- [Exercise prompt]:
Return every line from the records below that has the word "Order".

- [Exercise materials]:
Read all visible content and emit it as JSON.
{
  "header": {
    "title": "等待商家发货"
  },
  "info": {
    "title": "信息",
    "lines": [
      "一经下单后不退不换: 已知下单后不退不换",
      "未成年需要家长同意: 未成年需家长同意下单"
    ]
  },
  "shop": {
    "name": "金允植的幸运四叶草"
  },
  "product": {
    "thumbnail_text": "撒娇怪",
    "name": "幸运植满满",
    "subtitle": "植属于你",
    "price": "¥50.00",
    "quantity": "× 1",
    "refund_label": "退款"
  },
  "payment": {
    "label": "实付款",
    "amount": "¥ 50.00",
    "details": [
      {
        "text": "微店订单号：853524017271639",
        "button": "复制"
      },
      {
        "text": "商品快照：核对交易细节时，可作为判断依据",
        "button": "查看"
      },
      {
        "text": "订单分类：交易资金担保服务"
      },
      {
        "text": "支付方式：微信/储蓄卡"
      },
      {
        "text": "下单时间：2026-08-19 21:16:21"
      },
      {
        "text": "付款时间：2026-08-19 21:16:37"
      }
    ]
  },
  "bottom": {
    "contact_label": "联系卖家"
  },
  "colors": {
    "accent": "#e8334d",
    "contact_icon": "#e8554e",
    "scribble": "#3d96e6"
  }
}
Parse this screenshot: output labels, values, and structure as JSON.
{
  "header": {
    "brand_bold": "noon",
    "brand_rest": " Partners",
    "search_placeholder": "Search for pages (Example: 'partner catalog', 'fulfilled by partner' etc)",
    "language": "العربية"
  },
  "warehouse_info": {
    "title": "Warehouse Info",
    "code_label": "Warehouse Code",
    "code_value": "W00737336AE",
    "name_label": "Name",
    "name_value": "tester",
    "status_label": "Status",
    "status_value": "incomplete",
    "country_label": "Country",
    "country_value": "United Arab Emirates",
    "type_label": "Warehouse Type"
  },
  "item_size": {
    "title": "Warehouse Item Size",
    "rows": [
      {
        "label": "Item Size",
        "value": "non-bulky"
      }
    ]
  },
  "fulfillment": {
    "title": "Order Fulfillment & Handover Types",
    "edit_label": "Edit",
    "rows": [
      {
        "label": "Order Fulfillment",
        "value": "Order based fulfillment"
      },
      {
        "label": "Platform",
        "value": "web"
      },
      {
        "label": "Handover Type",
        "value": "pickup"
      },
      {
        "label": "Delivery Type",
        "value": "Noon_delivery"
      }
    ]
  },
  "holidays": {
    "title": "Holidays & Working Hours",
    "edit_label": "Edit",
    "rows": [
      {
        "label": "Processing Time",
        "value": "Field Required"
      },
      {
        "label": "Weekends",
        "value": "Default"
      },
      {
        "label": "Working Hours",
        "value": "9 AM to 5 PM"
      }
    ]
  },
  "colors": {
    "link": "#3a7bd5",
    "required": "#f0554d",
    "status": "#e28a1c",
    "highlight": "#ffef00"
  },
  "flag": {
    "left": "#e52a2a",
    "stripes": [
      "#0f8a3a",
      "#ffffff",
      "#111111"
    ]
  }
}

- [Response to the exercise]:
    "title": "Order Fulfillment & Handover Types",
        "label": "Order Fulfillment",
        "value": "Order based fulfillment"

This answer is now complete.